Interface dataset entries:

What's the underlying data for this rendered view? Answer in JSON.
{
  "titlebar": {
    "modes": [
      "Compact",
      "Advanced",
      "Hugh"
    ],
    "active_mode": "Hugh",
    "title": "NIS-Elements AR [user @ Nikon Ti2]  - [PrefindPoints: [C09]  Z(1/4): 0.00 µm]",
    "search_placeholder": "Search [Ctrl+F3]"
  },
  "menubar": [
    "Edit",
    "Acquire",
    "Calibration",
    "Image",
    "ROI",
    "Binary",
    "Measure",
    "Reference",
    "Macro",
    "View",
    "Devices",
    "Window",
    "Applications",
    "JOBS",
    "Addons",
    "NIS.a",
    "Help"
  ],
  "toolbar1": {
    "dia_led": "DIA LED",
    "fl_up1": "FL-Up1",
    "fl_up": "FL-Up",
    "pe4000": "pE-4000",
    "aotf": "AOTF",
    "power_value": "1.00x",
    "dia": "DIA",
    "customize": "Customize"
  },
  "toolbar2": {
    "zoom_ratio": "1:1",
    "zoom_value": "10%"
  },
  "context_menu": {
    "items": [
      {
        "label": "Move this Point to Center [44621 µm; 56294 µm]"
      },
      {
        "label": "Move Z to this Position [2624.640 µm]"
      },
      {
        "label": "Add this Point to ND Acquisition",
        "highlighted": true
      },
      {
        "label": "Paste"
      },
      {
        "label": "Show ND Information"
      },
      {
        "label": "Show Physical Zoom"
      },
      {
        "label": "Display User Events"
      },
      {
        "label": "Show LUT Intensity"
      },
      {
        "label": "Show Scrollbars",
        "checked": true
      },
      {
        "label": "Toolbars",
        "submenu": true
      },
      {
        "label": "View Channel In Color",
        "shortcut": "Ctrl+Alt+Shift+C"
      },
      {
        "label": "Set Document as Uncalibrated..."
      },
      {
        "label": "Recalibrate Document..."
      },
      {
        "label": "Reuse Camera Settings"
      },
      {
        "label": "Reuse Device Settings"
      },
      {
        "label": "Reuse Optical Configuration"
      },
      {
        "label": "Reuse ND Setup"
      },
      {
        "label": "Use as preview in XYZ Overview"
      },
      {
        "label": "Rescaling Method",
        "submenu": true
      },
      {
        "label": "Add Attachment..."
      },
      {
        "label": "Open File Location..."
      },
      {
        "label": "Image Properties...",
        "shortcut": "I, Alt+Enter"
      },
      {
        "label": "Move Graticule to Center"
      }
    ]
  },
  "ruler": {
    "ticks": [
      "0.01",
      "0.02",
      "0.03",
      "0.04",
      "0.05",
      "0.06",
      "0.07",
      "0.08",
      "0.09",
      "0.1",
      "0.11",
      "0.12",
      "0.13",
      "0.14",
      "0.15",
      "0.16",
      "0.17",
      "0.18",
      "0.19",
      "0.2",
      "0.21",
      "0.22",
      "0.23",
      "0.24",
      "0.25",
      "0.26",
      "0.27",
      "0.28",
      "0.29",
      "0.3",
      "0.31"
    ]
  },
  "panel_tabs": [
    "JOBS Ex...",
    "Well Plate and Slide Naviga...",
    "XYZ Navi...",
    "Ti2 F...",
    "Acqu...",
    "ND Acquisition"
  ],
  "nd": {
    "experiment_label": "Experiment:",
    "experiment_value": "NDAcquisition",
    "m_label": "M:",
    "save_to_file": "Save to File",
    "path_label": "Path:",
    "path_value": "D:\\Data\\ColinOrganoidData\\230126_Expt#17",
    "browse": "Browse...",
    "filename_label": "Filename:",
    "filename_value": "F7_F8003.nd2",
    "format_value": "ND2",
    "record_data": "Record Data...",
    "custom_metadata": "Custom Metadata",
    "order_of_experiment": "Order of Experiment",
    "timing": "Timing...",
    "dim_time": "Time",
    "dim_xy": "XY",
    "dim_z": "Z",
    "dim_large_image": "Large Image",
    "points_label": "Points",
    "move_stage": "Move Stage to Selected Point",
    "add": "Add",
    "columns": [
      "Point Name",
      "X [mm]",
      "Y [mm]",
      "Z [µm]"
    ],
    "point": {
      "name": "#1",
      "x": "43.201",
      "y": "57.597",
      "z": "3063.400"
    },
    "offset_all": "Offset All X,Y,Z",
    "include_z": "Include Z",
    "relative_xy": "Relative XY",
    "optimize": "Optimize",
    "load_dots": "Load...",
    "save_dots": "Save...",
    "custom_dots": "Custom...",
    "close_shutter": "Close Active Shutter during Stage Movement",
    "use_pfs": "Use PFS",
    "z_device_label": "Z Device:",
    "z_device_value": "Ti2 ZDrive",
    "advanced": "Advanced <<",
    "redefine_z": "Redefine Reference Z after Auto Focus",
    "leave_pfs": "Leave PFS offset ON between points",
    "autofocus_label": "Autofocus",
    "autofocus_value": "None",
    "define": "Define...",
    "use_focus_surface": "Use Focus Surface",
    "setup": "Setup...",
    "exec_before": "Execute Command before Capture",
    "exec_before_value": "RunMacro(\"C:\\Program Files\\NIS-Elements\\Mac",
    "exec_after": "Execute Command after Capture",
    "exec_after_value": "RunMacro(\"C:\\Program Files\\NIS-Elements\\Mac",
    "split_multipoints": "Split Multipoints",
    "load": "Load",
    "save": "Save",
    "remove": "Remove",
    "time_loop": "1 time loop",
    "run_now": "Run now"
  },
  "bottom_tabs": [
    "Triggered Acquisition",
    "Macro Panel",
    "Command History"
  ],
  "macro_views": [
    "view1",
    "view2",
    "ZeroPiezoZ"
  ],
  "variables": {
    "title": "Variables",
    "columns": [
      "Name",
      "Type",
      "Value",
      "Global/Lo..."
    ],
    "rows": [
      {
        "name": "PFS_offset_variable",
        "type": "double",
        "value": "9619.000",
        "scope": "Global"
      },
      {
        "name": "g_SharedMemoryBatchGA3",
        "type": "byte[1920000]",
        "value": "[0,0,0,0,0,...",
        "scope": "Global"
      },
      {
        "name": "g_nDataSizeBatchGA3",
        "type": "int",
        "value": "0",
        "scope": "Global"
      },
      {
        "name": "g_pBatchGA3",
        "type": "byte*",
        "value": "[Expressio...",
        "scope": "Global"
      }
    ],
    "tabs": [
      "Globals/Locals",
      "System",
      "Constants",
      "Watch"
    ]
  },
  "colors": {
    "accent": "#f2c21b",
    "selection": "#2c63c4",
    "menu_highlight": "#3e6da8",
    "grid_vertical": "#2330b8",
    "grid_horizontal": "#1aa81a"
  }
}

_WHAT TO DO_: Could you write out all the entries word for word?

_EXPECTED ANSWER_:
What's the underlying data for this rendered view? Answer in JSON.
{
  "titlebar": {
    "modes": [
      "Compact",
      "Advanced",
      "Hugh"
    ],
    "active_mode": "Hugh",
    "title": "NIS-Elements AR [user @ Nikon Ti2]  - [PrefindPoints: [C09]  Z(1/4): 0.00 µm]",
    "search_placeholder": "Search [Ctrl+F3]"
  },
  "menubar": [
    "Edit",
    "Acquire",
    "Calibration",
    "Image",
    "ROI",
    "Binary",
    "Measure",
    "Reference",
    "Macro",
    "View",
    "Devices",
    "Window",
    "Applications",
    "JOBS",
    "Addons",
    "NIS.a",
    "Help"
  ],
  "toolbar1": {
    "dia_led": "DIA LED",
    "fl_up1": "FL-Up1",
    "fl_up": "FL-Up",
    "pe4000": "pE-4000",
    "aotf": "AOTF",
    "power_value": "1.00x",
    "dia": "DIA",
    "customize": "Customize"
  },
  "toolbar2": {
    "zoom_ratio": "1:1",
    "zoom_value": "10%"
  },
  "context_menu": {
    "items": [
      {
        "label": "Move this Point to Center [44621 µm; 56294 µm]"
      },
      {
        "label": "Move Z to this Position [2624.640 µm]"
      },
      {
        "label": "Add this Point to ND Acquisition",
        "highlighted": true
      },
      {
        "label": "Paste"
      },
      {
        "label": "Show ND Information"
      },
      {
        "label": "Show Physical Zoom"
      },
      {
        "label": "Display User Events"
      },
      {
        "label": "Show LUT Intensity"
      },
      {
        "label": "Show Scrollbars",
        "checked": true
      },
      {
        "label": "Toolbars",
        "submenu": true
      },
      {
        "label": "View Channel In Color",
        "shortcut": "Ctrl+Alt+Shift+C"
      },
      {
        "label": "Set Document as Uncalibrated..."
      },
      {
        "label": "Recalibrate Document..."
      },
      {
        "label": "Reuse Camera Settings"
      },
      {
        "label": "Reuse Device Settings"
      },
      {
        "label": "Reuse Optical Configuration"
      },
      {
        "label": "Reuse ND Setup"
      },
      {
        "label": "Use as preview in XYZ Overview"
      },
      {
        "label": "Rescaling Method",
        "submenu": true
      },
      {
        "label": "Add Attachment..."
      },
      {
        "label": "Open File Location..."
      },
      {
        "label": "Image Properties...",
        "shortcut": "I, Alt+Enter"
      },
      {
        "label": "Move Graticule to Center"
      }
    ]
  },
  "ruler": {
    "ticks": [
      "0.01",
      "0.02",
      "0.03",
      "0.04",
      "0.05",
      "0.06",
      "0.07",
      "0.08",
      "0.09",
      "0.1",
      "0.11",
      "0.12",
      "0.13",
      "0.14",
      "0.15",
      "0.16",
      "0.17",
      "0.18",
      "0.19",
      "0.2",
      "0.21",
      "0.22",
      "0.23",
      "0.24",
      "0.25",
      "0.26",
      "0.27",
      "0.28",
      "0.29",
      "0.3",
      "0.31"
    ]
  },
  "panel_tabs": [
    "JOBS Ex...",
    "Well Plate and Slide Naviga...",
    "XYZ Navi...",
    "Ti2 F...",
    "Acqu...",
    "ND Acquisition"
  ],
  "nd": {
    "experiment_label": "Experiment:",
    "experiment_value": "NDAcquisition",
    "m_label": "M:",
    "save_to_file": "Save to File",
    "path_label": "Path:",
    "path_value": "D:\\Data\\ColinOrganoidData\\230126_Expt#17",
    "browse": "Browse...",
    "filename_label": "Filename:",
    "filename_value": "F7_F8003.nd2",
    "format_value": "ND2",
    "record_data": "Record Data...",
    "custom_metadata": "Custom Metadata",
    "order_of_experiment": "Order of Experiment",
    "timing": "Timing...",
    "dim_time": "Time",
    "dim_xy": "XY",
    "dim_z": "Z",
    "dim_large_image": "Large Image",
    "points_label": "Points",
    "move_stage": "Move Stage to Selected Point",
    "add": "Add",
    "columns": [
      "Point Name",
      "X [mm]",
      "Y [mm]",
      "Z [µm]"
    ],
    "point": {
      "name": "#1",
      "x": "43.201",
      "y": "57.597",
      "z": "3063.400"
    },
    "offset_all": "Offset All X,Y,Z",
    "include_z": "Include Z",
    "relative_xy": "Relative XY",
    "optimize": "Optimize",
    "load_dots": "Load...",
    "save_dots": "Save...",
    "custom_dots": "Custom...",
    "close_shutter": "Close Active Shutter during Stage Movement",
    "use_pfs": "Use PFS",
    "z_device_label": "Z Device:",
    "z_device_value": "Ti2 ZDrive",
    "advanced": "Advanced <<",
    "redefine_z": "Redefine Reference Z after Auto Focus",
    "leave_pfs": "Leave PFS offset ON between points",
    "autofocus_label": "Autofocus",
    "autofocus_value": "None",
    "define": "Define...",
    "use_focus_surface": "Use Focus Surface",
    "setup": "Setup...",
    "exec_before": "Execute Command before Capture",
    "exec_before_value": "RunMacro(\"C:\\Program Files\\NIS-Elements\\Mac",
    "exec_after": "Execute Command after Capture",
    "exec_after_value": "RunMacro(\"C:\\Program Files\\NIS-Elements\\Mac",
    "split_multipoints": "Split Multipoints",
    "load": "Load",
    "save": "Save",
    "remove": "Remove",
    "time_loop": "1 time loop",
    "run_now": "Run now"
  },
  "bottom_tabs": [
    "Triggered Acquisition",
    "Macro Panel",
    "Command History"
  ],
  "macro_views": [
    "view1",
    "view2",
    "ZeroPiezoZ"
  ],
  "variables": {
    "title": "Variables",
    "columns": [
      "Name",
      "Type",
      "Value",
      "Global/Lo..."
    ],
    "rows": [
      {
        "name": "PFS_offset_variable",
        "type": "double",
        "value": "9619.000",
        "scope": "Global"
      },
      {
        "name": "g_SharedMemoryBatchGA3",
        "type": "byte[1920000]",
        "value": "[0,0,0,0,0,...",
        "scope": "Global"
      },
      {
        "name": "g_nDataSizeBatchGA3",
        "type": "int",
        "value": "0",
        "scope": "Global"
      },
      {
        "name": "g_pBatchGA3",
        "type": "byte*",
        "value": "[Expressio...",
        "scope": "Global"
      }
    ],
    "tabs": [
      "Globals/Locals",
      "System",
      "Constants",
      "Watch"
    ]
  },
  "colors": {
    "accent": "#f2c21b",
    "selection": "#2c63c4",
    "menu_highlight": "#3e6da8",
    "grid_vertical": "#2330b8",
    "grid_horizontal": "#1aa81a"
  }
}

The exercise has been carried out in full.